**What you should do**
Retype all data exactly as given. Pictures should not be retyped.

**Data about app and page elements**
↓↓↓

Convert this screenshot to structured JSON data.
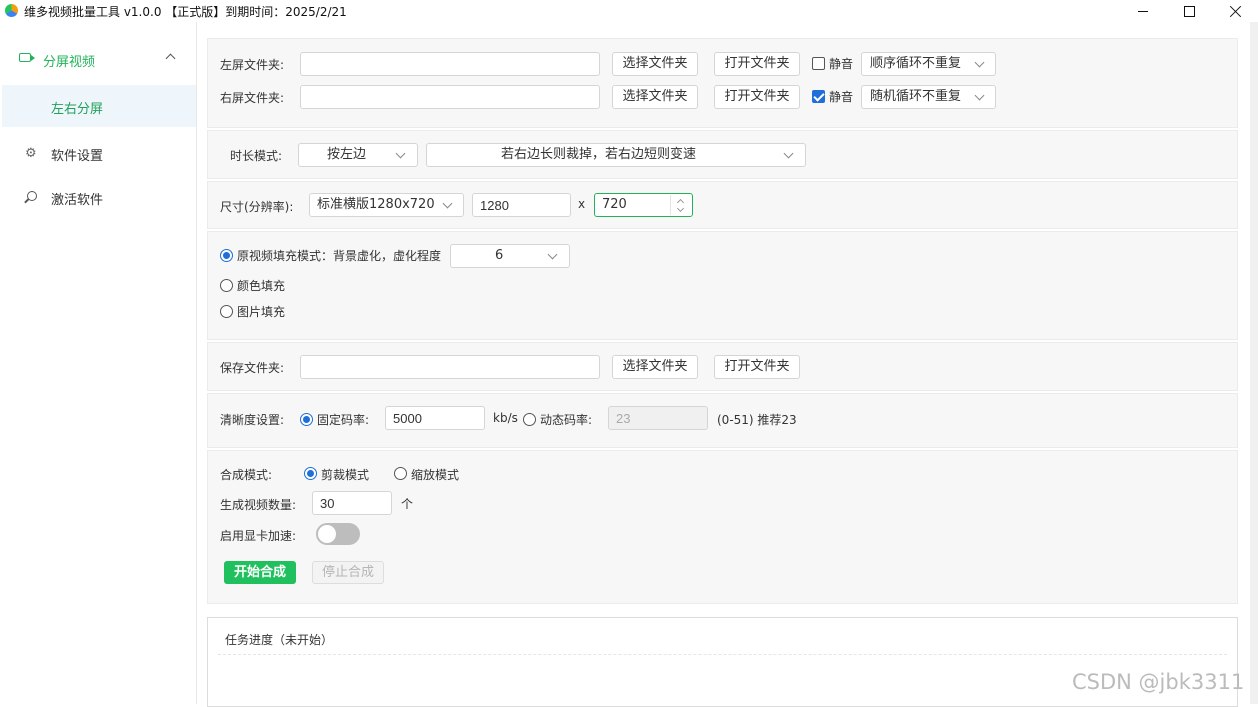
{
  "window": {
    "title": "维多视频批量工具 v1.0.0 【正式版】到期时间：2025/2/21"
  },
  "sidebar": {
    "group_label": "分屏视频",
    "sub_item_label": "左右分屏",
    "items": [
      {
        "label": "软件设置",
        "icon": "gear-icon"
      },
      {
        "label": "激活软件",
        "icon": "search-icon"
      }
    ]
  },
  "folders": {
    "left_label": "左屏文件夹:",
    "right_label": "右屏文件夹:",
    "left_value": "",
    "right_value": "",
    "choose_btn": "选择文件夹",
    "open_btn": "打开文件夹",
    "mute_label": "静音",
    "left_mute": false,
    "right_mute": true,
    "left_order": "顺序循环不重复",
    "right_order": "随机循环不重复"
  },
  "duration": {
    "label": "时长模式:",
    "mode": "按左边",
    "rule": "若右边长则裁掉，若右边短则变速"
  },
  "size": {
    "label": "尺寸(分辨率):",
    "preset": "标准横版1280x720",
    "width": "1280",
    "x_sep": "x",
    "height": "720"
  },
  "fill": {
    "option1": "原视频填充模式：背景虚化，虚化程度",
    "blur_level": "6",
    "option2": "颜色填充",
    "option3": "图片填充",
    "selected": 1
  },
  "save": {
    "label": "保存文件夹:",
    "value": "",
    "choose_btn": "选择文件夹",
    "open_btn": "打开文件夹"
  },
  "quality": {
    "label": "清晰度设置:",
    "fixed_label": "固定码率:",
    "fixed_value": "5000",
    "unit": "kb/s",
    "dynamic_label": "动态码率:",
    "dynamic_value": "23",
    "hint": "(0-51) 推荐23"
  },
  "compose": {
    "mode_label": "合成模式:",
    "mode_crop": "剪裁模式",
    "mode_scale": "缩放模式",
    "count_label": "生成视频数量:",
    "count_value": "30",
    "count_unit": "个",
    "gpu_label": "启用显卡加速:",
    "gpu_enabled": false,
    "start_btn": "开始合成",
    "stop_btn": "停止合成"
  },
  "progress": {
    "header": "任务进度（未开始）"
  },
  "watermark": "CSDN @jbk3311",
  "colors": {
    "accent": "#22b35a",
    "primary_button": "#1fc05d",
    "checkbox_blue": "#1e6fd9"
  }
}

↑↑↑

**Written answer**
Convert this screenshot to structured JSON data.
{
  "window": {
    "title": "维多视频批量工具 v1.0.0 【正式版】到期时间：2025/2/21"
  },
  "sidebar": {
    "group_label": "分屏视频",
    "sub_item_label": "左右分屏",
    "items": [
      {
        "label": "软件设置",
        "icon": "gear-icon"
      },
      {
        "label": "激活软件",
        "icon": "search-icon"
      }
    ]
  },
  "folders": {
    "left_label": "左屏文件夹:",
    "right_label": "右屏文件夹:",
    "left_value": "",
    "right_value": "",
    "choose_btn": "选择文件夹",
    "open_btn": "打开文件夹",
    "mute_label": "静音",
    "left_mute": false,
    "right_mute": true,
    "left_order": "顺序循环不重复",
    "right_order": "随机循环不重复"
  },
  "duration": {
    "label": "时长模式:",
    "mode": "按左边",
    "rule": "若右边长则裁掉，若右边短则变速"
  },
  "size": {
    "label": "尺寸(分辨率):",
    "preset": "标准横版1280x720",
    "width": "1280",
    "x_sep": "x",
    "height": "720"
  },
  "fill": {
    "option1": "原视频填充模式：背景虚化，虚化程度",
    "blur_level": "6",
    "option2": "颜色填充",
    "option3": "图片填充",
    "selected": 1
  },
  "save": {
    "label": "保存文件夹:",
    "value": "",
    "choose_btn": "选择文件夹",
    "open_btn": "打开文件夹"
  },
  "quality": {
    "label": "清晰度设置:",
    "fixed_label": "固定码率:",
    "fixed_value": "5000",
    "unit": "kb/s",
    "dynamic_label": "动态码率:",
    "dynamic_value": "23",
    "hint": "(0-51) 推荐23"
  },
  "compose": {
    "mode_label": "合成模式:",
    "mode_crop": "剪裁模式",
    "mode_scale": "缩放模式",
    "count_label": "生成视频数量:",
    "count_value": "30",
    "count_unit": "个",
    "gpu_label": "启用显卡加速:",
    "gpu_enabled": false,
    "start_btn": "开始合成",
    "stop_btn": "停止合成"
  },
  "progress": {
    "header": "任务进度（未开始）"
  },
  "watermark": "CSDN @jbk3311",
  "colors": {
    "accent": "#22b35a",
    "primary_button": "#1fc05d",
    "checkbox_blue": "#1e6fd9"
  }
}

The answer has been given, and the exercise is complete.